Tomko said the far-reaching mental health effects on people from all walks of life over the last few months may actually help de-stigmatize treatment. Making that first call to a counselor or crisis center, while sometimes incredibly difficult, is key to regaining control of one’s thoughts and actions, she said.
“The goal of therapy is to empower people who are in a crisis mode of fight, flight or freeze,” Tomko said. “Sometimes we can’t do that on our own because we are in a loop in our heads of how bad it is. When patients come in, it’s like I’m shaking up a snow globe — letting new ideas come so everything settles back into a healthier place.”
Tomko said it is important that anyone taking antidepressants or benzodiazepines does not stop taking them in the event they lose their insurance or ability to pay for medication. She suggests patients reach out to their physician to see if a payment plan, sliding scale charges or other methods are available to obtain medication free or inexpensively.
If someone absolutely has no other option, Delray Beach psychiatrist Dr. Irl Extein recommends weaning off antidepressants or benzodiazepines gradually by cutting the dosage in half and then half again every two weeks for six weeks.
“In general, you wouldn’t want to do it abruptly, but you could tier it over a few weeks,” he said. “If you stopped them cold turkey, you could get pretty sick or have a seizure or something.”

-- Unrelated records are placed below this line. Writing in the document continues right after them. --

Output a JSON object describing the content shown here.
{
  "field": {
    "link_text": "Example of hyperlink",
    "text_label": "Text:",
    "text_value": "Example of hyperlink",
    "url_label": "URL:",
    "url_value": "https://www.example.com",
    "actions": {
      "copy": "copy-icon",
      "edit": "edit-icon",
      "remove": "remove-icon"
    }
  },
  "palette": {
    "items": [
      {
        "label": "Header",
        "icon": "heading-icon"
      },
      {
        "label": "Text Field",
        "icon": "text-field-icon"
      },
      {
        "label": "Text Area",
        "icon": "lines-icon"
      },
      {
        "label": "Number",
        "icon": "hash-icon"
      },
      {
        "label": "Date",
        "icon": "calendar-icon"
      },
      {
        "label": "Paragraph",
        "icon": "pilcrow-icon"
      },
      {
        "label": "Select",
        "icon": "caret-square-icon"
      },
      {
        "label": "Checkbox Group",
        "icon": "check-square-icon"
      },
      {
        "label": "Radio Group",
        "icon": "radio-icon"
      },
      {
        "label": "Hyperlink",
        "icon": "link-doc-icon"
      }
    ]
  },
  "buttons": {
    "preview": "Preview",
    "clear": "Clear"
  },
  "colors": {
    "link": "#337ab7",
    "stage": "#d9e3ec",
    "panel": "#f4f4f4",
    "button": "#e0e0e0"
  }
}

For some people, reaching out for help in any fashion can be dismaying.
One woman, a Palm Beach County real estate agent for 34 years, said she has been contemplating suicide for weeks. Because of her fear of being ostracized by friends, co-workers and clients, she spoke to the Palm Beach Post on the condition of anonymity.
“My dog needs food and a vet,” she said. “I am drowning in no food, no transportation. I lost everything due to COVID-19, and I need help as promised.”
The “promise” to which she is referring is the $600 federal unemployment subsidy that she has been unable to access. She said her car was repossessed, and she was forced to borrow $100 from her adult son for food.
“I’m so ashamed,” she said. “Do I have thoughts that I wish I were dead right now? Yeah.”
She said that despite writing, emailing and calling state and federal agencies for weeks trying to get assistance with her unemployment claim, the only response she received was a referral to a suicide hotline. She has not called the hotline because it is not counseling she needs. It’s money.
“Money, and someone to say that they gave a damn if I live or die,” she said.
Breaking down into tears, she says she is glad she does not own a gun.
“I was, and may be, ready to check out, because this isn’t the life I've ever had or wanted,” she said. “I have said to anybody who will listen to me that there are going to be an inordinate number of people who die from their own hands and not from coronavirus.”
U.S. Rep. Ted Deutch of Boca Raton for months has championed unemployed Floridians like Tunick and Adams — broke, frustrated and suffering — who call his office by the hundreds begging for help with the crippled unemployment system.
“The enormity of this crisis and the staggering numbers that we talk about, whether its human loss or economic loss, sometimes obscures the fact that every single one of these numbers is a person,” he said. “And we can’t forget that.”
Despite months of calls, emails and letters to Governor Ron DeSantis, Deutch said he has received little response. He knows some people are desperate and urges anyone who is flailing emotionally to reach out for help.
“The main message is always you are not alone,” he said of resources statewide that can provide emergency food, housing and counseling. “The community wants to be there to help.”
DeSantis did not return a request from the Palm Beach Post to speak for this article.
This story originally published to palmbeachpost.com, and was shared to other Florida newspapers in the USA TODAY Network - Florida.